-- Material supplied follows --

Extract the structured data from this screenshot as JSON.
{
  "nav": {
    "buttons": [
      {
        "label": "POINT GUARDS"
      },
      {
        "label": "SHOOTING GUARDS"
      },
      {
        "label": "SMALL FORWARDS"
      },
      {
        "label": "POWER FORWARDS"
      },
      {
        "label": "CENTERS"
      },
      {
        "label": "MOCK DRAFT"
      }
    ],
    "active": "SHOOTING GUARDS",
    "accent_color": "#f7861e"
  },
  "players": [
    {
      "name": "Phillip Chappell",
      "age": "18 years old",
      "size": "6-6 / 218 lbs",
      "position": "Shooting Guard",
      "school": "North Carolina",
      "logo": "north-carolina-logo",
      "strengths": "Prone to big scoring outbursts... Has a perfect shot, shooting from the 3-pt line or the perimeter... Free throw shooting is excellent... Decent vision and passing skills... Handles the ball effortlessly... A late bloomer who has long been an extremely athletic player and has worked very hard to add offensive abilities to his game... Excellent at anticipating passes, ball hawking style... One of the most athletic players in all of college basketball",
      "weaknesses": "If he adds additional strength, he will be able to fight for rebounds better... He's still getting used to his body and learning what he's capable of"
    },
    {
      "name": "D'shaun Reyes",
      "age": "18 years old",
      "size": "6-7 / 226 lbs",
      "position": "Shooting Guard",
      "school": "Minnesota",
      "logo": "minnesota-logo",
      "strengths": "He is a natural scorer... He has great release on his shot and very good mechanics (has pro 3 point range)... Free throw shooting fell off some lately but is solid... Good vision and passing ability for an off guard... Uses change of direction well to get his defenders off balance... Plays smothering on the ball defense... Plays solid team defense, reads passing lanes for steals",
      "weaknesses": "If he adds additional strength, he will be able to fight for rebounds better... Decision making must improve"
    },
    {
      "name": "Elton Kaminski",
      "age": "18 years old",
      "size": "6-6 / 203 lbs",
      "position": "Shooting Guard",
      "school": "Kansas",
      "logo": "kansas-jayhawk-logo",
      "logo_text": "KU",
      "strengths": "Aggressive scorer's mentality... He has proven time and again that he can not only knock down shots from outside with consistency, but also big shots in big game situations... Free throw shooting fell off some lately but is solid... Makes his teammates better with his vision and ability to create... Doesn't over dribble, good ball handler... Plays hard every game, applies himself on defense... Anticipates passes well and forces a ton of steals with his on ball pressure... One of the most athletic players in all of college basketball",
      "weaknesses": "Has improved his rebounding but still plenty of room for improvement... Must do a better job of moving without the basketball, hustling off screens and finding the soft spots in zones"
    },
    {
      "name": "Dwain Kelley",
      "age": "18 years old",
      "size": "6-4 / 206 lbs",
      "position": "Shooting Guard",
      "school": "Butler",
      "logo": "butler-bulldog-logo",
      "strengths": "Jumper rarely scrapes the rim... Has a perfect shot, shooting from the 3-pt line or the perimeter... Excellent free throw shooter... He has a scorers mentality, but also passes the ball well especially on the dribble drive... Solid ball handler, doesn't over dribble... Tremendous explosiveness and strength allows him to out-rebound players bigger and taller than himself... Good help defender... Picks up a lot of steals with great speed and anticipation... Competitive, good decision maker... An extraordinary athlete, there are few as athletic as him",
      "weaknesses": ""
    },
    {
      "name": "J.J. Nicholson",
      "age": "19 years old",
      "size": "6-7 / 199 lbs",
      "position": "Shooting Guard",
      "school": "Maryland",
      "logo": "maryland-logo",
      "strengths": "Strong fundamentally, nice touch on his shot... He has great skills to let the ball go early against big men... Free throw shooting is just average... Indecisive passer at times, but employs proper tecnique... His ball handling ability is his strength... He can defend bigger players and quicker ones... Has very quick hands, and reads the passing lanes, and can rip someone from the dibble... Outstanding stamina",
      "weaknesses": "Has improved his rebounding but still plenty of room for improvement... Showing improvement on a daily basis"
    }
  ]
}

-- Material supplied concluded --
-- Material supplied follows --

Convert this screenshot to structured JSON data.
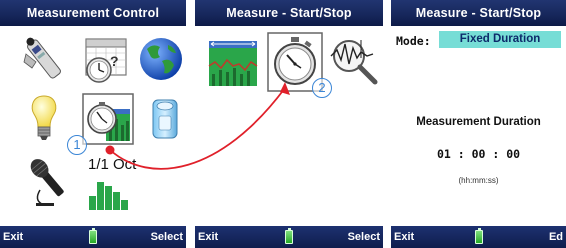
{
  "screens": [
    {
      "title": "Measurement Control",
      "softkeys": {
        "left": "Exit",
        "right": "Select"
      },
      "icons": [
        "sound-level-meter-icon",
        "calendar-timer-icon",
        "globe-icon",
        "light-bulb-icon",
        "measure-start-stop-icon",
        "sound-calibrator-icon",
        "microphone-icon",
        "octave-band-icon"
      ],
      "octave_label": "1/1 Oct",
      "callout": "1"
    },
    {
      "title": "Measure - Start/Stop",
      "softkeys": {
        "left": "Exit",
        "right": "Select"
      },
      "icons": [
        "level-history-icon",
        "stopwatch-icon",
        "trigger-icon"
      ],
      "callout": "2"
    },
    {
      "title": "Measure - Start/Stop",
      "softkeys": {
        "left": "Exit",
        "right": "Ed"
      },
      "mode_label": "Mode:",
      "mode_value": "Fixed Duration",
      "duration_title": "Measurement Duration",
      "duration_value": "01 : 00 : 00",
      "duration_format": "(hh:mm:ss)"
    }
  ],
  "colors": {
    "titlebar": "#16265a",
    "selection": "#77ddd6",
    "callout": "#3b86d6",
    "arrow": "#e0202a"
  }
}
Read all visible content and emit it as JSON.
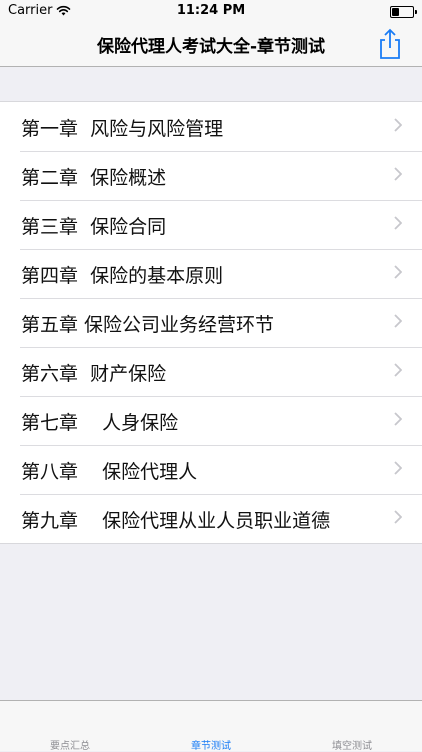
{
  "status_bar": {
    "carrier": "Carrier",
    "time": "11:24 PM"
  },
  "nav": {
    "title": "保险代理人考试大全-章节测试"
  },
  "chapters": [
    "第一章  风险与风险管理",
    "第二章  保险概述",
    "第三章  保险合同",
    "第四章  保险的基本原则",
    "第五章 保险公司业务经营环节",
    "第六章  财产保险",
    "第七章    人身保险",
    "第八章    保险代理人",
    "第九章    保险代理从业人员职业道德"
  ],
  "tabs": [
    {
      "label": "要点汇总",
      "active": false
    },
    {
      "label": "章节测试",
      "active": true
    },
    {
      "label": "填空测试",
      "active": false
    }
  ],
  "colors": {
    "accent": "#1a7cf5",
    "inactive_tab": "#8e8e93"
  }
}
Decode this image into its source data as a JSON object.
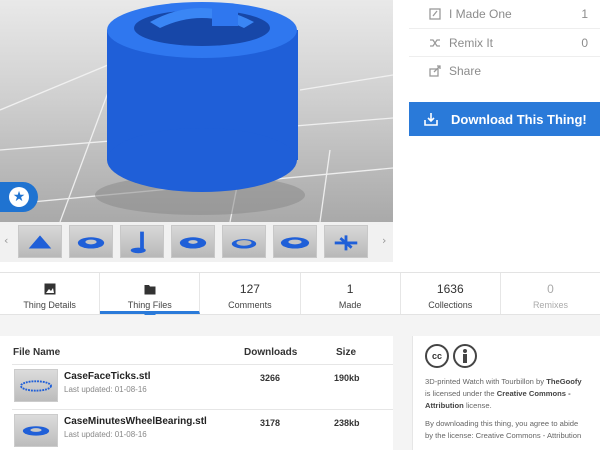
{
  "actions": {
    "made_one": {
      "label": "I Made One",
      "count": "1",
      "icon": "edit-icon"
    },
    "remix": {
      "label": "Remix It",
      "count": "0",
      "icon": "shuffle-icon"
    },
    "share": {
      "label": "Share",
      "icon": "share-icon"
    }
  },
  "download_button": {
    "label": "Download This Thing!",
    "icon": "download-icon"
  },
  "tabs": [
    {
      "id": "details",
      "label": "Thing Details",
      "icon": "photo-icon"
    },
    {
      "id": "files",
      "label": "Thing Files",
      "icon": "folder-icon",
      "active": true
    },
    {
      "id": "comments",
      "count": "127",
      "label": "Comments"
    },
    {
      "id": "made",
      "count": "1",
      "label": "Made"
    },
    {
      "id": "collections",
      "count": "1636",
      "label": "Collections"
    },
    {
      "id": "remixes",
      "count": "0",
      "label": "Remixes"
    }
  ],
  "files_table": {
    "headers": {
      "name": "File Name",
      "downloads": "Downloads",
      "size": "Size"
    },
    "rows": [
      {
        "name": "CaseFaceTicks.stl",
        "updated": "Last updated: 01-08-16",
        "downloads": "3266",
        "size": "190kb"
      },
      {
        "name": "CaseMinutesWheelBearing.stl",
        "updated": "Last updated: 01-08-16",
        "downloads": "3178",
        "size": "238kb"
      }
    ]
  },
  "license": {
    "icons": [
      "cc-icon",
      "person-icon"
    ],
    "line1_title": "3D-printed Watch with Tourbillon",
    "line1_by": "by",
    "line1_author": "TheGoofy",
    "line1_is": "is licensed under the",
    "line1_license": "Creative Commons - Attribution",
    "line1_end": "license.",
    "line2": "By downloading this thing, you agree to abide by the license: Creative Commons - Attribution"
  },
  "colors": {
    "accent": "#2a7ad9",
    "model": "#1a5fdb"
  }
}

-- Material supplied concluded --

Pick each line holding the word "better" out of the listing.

      "weaknesses": "If he adds additional strength, he will be able to fight for rebounds better... He's still getting used to his body and learning what he's capable of"
      "weaknesses": "If he adds additional strength, he will be able to fight for rebounds better... Decision making must improve"
      "strengths": "Aggressive scorer's mentality... He has proven time and again that he can not only knock down shots from outside with consistency, but also big shots in big game situations... Free throw shooting fell off some lately but is solid... Makes his teammates better with his vision and ability to create... Doesn't over dribble, good ball handler... Plays hard every game, applies himself on defense... Anticipates passes well and forces a ton of steals with his on ball pressure... One of the most athletic players in all of college basketball",
      "weaknesses": "Has improved his rebounding but still plenty of room for improvement... Must do a better job of moving without the basketball, hustling off screens and finding the soft spots in zones"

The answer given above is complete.